• EXERCISE GOAL:
If a line in the entries below includes "產生推廣碼", pick it out and copy it.

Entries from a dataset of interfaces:
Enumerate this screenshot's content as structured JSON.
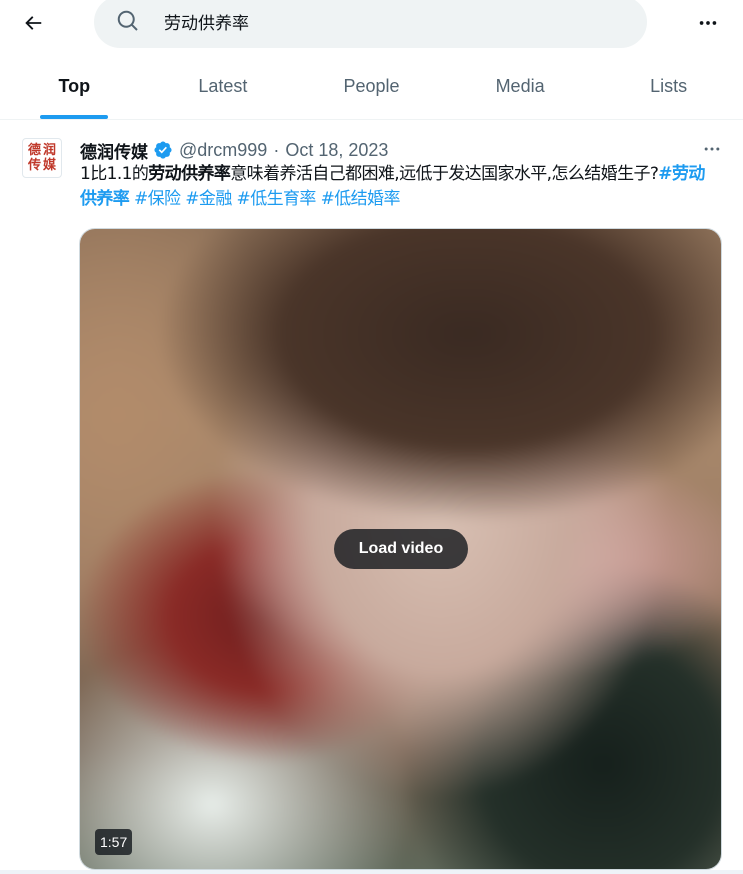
{
  "search": {
    "value": "劳动供养率"
  },
  "tabs": [
    {
      "label": "Top",
      "active": true
    },
    {
      "label": "Latest",
      "active": false
    },
    {
      "label": "People",
      "active": false
    },
    {
      "label": "Media",
      "active": false
    },
    {
      "label": "Lists",
      "active": false
    }
  ],
  "tweet": {
    "avatar_glyphs": [
      "德",
      "润",
      "传",
      "媒"
    ],
    "display_name": "德润传媒",
    "handle": "@drcm999",
    "separator": "·",
    "date": "Oct 18, 2023",
    "text": {
      "part1": "1比1.1的",
      "highlight": "劳动供养率",
      "part2": "意味着养活自己都困难,远低于发达国家水平,怎么结婚生子?",
      "hashtags": [
        "#劳动供养率",
        "#保险",
        "#金融",
        "#低生育率",
        "#低结婚率"
      ]
    },
    "video": {
      "load_label": "Load video",
      "duration": "1:57"
    }
  },
  "colors": {
    "accent": "#1d9bf0",
    "text_primary": "#0f1419",
    "text_secondary": "#536471",
    "search_bg": "#eff3f4"
  },
  "icons": [
    "arrow-left-icon",
    "search-icon",
    "more-icon",
    "verified-badge-icon"
  ]
}
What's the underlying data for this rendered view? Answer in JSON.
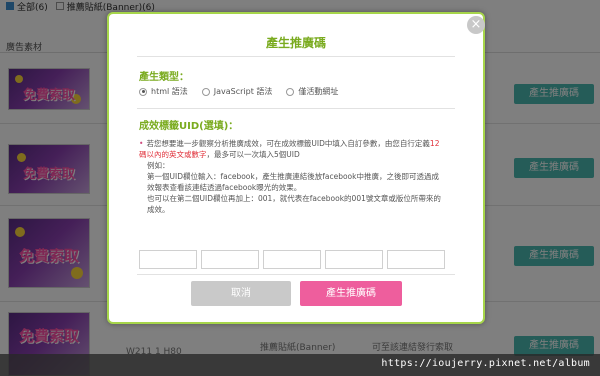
{
  "background": {
    "filters": [
      {
        "label": "全部(6)",
        "checked": true
      },
      {
        "label": "推薦貼紙(Banner)(6)",
        "checked": false
      }
    ],
    "section_header": "廣告素材",
    "thumbnail_text": "免費索取",
    "row_button_label": "產生推廣碼",
    "bottom_text_left": "W211 1 H80",
    "bottom_text_mid": "推薦貼紙(Banner)",
    "bottom_text_right": "可至該連結發行索取"
  },
  "modal": {
    "title": "產生推廣碼",
    "close_icon": "close-icon",
    "type_label": "產生類型：",
    "type_options": [
      {
        "label": "html 語法",
        "selected": true
      },
      {
        "label": "JavaScript 語法",
        "selected": false
      },
      {
        "label": "僅活動網址",
        "selected": false
      }
    ],
    "uid_label": "成效標籤UID(選填)：",
    "desc_part1": "若您想要進一步觀察分析推廣成效，可在成效標籤UID中填入自訂參數，由您自行定義",
    "desc_red": "12碼以內的英文或數字",
    "desc_part2": "，最多可以一次填入5個UID",
    "desc_example_head": "例如：",
    "desc_example_1": "第一個UID欄位輸入：facebook，產生推廣連結後放facebook中推廣，之後即可透過成效報表查看該連結透過facebook曝光的效果。",
    "desc_example_2": "也可以在第二個UID欄位再加上：001，就代表在facebook的001號文章或版位所帶來的成效。",
    "uid_inputs": [
      "",
      "",
      "",
      "",
      ""
    ],
    "cancel_label": "取消",
    "generate_label": "產生推廣碼"
  },
  "watermark": "https://ioujerry.pixnet.net/album",
  "colors": {
    "accent_green": "#7aab1f",
    "modal_border": "#a6d54a",
    "generate_pink": "#ee5e9d",
    "cancel_gray": "#c9c9c9",
    "row_button_teal": "#4bb8b0"
  }
}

• SOLUTION TO THE PROBLEM:
    "row_button_label": "產生推廣碼",
    "title": "產生推廣碼",
    "generate_label": "產生推廣碼"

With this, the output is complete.